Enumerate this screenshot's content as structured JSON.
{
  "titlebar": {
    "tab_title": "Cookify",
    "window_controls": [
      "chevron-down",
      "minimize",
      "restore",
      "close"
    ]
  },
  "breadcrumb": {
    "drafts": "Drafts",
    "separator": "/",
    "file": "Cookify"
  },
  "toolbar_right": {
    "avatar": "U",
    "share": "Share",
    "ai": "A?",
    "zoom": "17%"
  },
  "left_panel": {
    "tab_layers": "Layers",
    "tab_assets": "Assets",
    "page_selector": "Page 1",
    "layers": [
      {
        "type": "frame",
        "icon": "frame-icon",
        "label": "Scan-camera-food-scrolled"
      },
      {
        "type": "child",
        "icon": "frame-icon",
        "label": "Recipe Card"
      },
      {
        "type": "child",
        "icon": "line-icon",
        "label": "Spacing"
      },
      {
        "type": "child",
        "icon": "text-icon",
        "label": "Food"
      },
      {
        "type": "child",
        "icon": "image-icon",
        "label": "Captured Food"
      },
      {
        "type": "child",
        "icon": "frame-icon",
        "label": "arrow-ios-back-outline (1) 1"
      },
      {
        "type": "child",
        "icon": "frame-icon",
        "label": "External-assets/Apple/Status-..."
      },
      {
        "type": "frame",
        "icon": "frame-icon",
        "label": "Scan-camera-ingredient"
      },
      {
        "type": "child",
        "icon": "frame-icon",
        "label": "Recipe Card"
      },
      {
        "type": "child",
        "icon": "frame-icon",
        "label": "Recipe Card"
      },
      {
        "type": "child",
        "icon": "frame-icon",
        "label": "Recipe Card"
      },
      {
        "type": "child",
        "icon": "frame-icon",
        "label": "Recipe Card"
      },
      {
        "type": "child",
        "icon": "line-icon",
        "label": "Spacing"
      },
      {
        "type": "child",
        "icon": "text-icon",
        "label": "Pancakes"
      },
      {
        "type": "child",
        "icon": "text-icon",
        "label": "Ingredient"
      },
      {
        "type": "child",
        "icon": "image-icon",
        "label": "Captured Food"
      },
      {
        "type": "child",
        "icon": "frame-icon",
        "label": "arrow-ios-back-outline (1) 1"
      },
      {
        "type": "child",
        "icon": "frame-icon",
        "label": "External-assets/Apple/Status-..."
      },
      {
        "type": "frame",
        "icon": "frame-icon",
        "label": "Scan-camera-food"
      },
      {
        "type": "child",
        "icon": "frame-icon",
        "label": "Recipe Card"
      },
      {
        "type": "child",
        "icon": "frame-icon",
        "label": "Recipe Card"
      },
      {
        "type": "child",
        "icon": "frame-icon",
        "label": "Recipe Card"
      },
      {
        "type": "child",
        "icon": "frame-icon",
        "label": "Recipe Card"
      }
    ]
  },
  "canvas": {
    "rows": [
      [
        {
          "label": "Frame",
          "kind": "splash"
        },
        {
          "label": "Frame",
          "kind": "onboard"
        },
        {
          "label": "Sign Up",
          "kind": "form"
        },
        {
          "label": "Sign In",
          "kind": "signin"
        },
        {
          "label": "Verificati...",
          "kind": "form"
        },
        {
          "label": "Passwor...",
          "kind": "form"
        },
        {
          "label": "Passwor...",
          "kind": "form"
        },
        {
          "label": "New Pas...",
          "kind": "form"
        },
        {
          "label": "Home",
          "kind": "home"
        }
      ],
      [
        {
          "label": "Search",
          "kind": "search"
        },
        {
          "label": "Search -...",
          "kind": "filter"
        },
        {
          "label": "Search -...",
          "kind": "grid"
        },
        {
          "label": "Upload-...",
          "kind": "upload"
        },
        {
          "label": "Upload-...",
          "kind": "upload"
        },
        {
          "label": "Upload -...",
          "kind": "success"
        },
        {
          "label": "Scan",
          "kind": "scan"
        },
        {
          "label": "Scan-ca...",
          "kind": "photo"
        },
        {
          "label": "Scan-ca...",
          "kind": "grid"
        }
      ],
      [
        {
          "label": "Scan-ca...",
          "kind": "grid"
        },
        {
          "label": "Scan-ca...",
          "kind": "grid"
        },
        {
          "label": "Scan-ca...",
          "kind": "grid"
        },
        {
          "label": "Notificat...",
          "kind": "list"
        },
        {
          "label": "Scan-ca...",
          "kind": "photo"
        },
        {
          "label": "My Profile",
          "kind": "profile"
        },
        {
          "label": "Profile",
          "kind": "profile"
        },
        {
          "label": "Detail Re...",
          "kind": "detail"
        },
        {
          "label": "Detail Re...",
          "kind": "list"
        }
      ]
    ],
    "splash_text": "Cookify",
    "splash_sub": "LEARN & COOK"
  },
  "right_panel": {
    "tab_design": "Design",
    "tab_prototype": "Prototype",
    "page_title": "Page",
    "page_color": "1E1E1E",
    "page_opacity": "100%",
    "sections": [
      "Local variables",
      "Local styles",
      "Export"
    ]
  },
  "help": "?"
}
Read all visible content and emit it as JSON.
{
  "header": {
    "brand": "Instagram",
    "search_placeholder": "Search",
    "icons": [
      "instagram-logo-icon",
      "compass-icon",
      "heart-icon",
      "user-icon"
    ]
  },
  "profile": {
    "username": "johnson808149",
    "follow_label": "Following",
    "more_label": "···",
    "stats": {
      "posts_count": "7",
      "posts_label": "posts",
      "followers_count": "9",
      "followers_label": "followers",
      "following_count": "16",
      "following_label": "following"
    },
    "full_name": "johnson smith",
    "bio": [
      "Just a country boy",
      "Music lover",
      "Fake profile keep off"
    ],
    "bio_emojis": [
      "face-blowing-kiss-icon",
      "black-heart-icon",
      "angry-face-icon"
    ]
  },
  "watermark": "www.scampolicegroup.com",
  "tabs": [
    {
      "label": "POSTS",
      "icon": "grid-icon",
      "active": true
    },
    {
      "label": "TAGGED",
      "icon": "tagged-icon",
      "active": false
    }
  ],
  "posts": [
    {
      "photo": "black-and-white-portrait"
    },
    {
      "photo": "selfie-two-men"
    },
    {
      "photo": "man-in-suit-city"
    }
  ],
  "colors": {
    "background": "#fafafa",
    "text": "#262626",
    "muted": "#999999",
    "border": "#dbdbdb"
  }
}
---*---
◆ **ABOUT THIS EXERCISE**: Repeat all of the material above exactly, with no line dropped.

◆ **EXERCISE RESPONSE**:
Enumerate this screenshot's content as structured JSON.
{
  "titlebar": {
    "tab_title": "Cookify",
    "window_controls": [
      "chevron-down",
      "minimize",
      "restore",
      "close"
    ]
  },
  "breadcrumb": {
    "drafts": "Drafts",
    "separator": "/",
    "file": "Cookify"
  },
  "toolbar_right": {
    "avatar": "U",
    "share": "Share",
    "ai": "A?",
    "zoom": "17%"
  },
  "left_panel": {
    "tab_layers": "Layers",
    "tab_assets": "Assets",
    "page_selector": "Page 1",
    "layers": [
      {
        "type": "frame",
        "icon": "frame-icon",
        "label": "Scan-camera-food-scrolled"
      },
      {
        "type": "child",
        "icon": "frame-icon",
        "label": "Recipe Card"
      },
      {
        "type": "child",
        "icon": "line-icon",
        "label": "Spacing"
      },
      {
        "type": "child",
        "icon": "text-icon",
        "label": "Food"
      },
      {
        "type": "child",
        "icon": "image-icon",
        "label": "Captured Food"
      },
      {
        "type": "child",
        "icon": "frame-icon",
        "label": "arrow-ios-back-outline (1) 1"
      },
      {
        "type": "child",
        "icon": "frame-icon",
        "label": "External-assets/Apple/Status-..."
      },
      {
        "type": "frame",
        "icon": "frame-icon",
        "label": "Scan-camera-ingredient"
      },
      {
        "type": "child",
        "icon": "frame-icon",
        "label": "Recipe Card"
      },
      {
        "type": "child",
        "icon": "frame-icon",
        "label": "Recipe Card"
      },
      {
        "type": "child",
        "icon": "frame-icon",
        "label": "Recipe Card"
      },
      {
        "type": "child",
        "icon": "frame-icon",
        "label": "Recipe Card"
      },
      {
        "type": "child",
        "icon": "line-icon",
        "label": "Spacing"
      },
      {
        "type": "child",
        "icon": "text-icon",
        "label": "Pancakes"
      },
      {
        "type": "child",
        "icon": "text-icon",
        "label": "Ingredient"
      },
      {
        "type": "child",
        "icon": "image-icon",
        "label": "Captured Food"
      },
      {
        "type": "child",
        "icon": "frame-icon",
        "label": "arrow-ios-back-outline (1) 1"
      },
      {
        "type": "child",
        "icon": "frame-icon",
        "label": "External-assets/Apple/Status-..."
      },
      {
        "type": "frame",
        "icon": "frame-icon",
        "label": "Scan-camera-food"
      },
      {
        "type": "child",
        "icon": "frame-icon",
        "label": "Recipe Card"
      },
      {
        "type": "child",
        "icon": "frame-icon",
        "label": "Recipe Card"
      },
      {
        "type": "child",
        "icon": "frame-icon",
        "label": "Recipe Card"
      },
      {
        "type": "child",
        "icon": "frame-icon",
        "label": "Recipe Card"
      }
    ]
  },
  "canvas": {
    "rows": [
      [
        {
          "label": "Frame",
          "kind": "splash"
        },
        {
          "label": "Frame",
          "kind": "onboard"
        },
        {
          "label": "Sign Up",
          "kind": "form"
        },
        {
          "label": "Sign In",
          "kind": "signin"
        },
        {
          "label": "Verificati...",
          "kind": "form"
        },
        {
          "label": "Passwor...",
          "kind": "form"
        },
        {
          "label": "Passwor...",
          "kind": "form"
        },
        {
          "label": "New Pas...",
          "kind": "form"
        },
        {
          "label": "Home",
          "kind": "home"
        }
      ],
      [
        {
          "label": "Search",
          "kind": "search"
        },
        {
          "label": "Search -...",
          "kind": "filter"
        },
        {
          "label": "Search -...",
          "kind": "grid"
        },
        {
          "label": "Upload-...",
          "kind": "upload"
        },
        {
          "label": "Upload-...",
          "kind": "upload"
        },
        {
          "label": "Upload -...",
          "kind": "success"
        },
        {
          "label": "Scan",
          "kind": "scan"
        },
        {
          "label": "Scan-ca...",
          "kind": "photo"
        },
        {
          "label": "Scan-ca...",
          "kind": "grid"
        }
      ],
      [
        {
          "label": "Scan-ca...",
          "kind": "grid"
        },
        {
          "label": "Scan-ca...",
          "kind": "grid"
        },
        {
          "label": "Scan-ca...",
          "kind": "grid"
        },
        {
          "label": "Notificat...",
          "kind": "list"
        },
        {
          "label": "Scan-ca...",
          "kind": "photo"
        },
        {
          "label": "My Profile",
          "kind": "profile"
        },
        {
          "label": "Profile",
          "kind": "profile"
        },
        {
          "label": "Detail Re...",
          "kind": "detail"
        },
        {
          "label": "Detail Re...",
          "kind": "list"
        }
      ]
    ],
    "splash_text": "Cookify",
    "splash_sub": "LEARN & COOK"
  },
  "right_panel": {
    "tab_design": "Design",
    "tab_prototype": "Prototype",
    "page_title": "Page",
    "page_color": "1E1E1E",
    "page_opacity": "100%",
    "sections": [
      "Local variables",
      "Local styles",
      "Export"
    ]
  },
  "help": "?"
}
Read all visible content and emit it as JSON.
{
  "header": {
    "brand": "Instagram",
    "search_placeholder": "Search",
    "icons": [
      "instagram-logo-icon",
      "compass-icon",
      "heart-icon",
      "user-icon"
    ]
  },
  "profile": {
    "username": "johnson808149",
    "follow_label": "Following",
    "more_label": "···",
    "stats": {
      "posts_count": "7",
      "posts_label": "posts",
      "followers_count": "9",
      "followers_label": "followers",
      "following_count": "16",
      "following_label": "following"
    },
    "full_name": "johnson smith",
    "bio": [
      "Just a country boy",
      "Music lover",
      "Fake profile keep off"
    ],
    "bio_emojis": [
      "face-blowing-kiss-icon",
      "black-heart-icon",
      "angry-face-icon"
    ]
  },
  "watermark": "www.scampolicegroup.com",
  "tabs": [
    {
      "label": "POSTS",
      "icon": "grid-icon",
      "active": true
    },
    {
      "label": "TAGGED",
      "icon": "tagged-icon",
      "active": false
    }
  ],
  "posts": [
    {
      "photo": "black-and-white-portrait"
    },
    {
      "photo": "selfie-two-men"
    },
    {
      "photo": "man-in-suit-city"
    }
  ],
  "colors": {
    "background": "#fafafa",
    "text": "#262626",
    "muted": "#999999",
    "border": "#dbdbdb"
  }
}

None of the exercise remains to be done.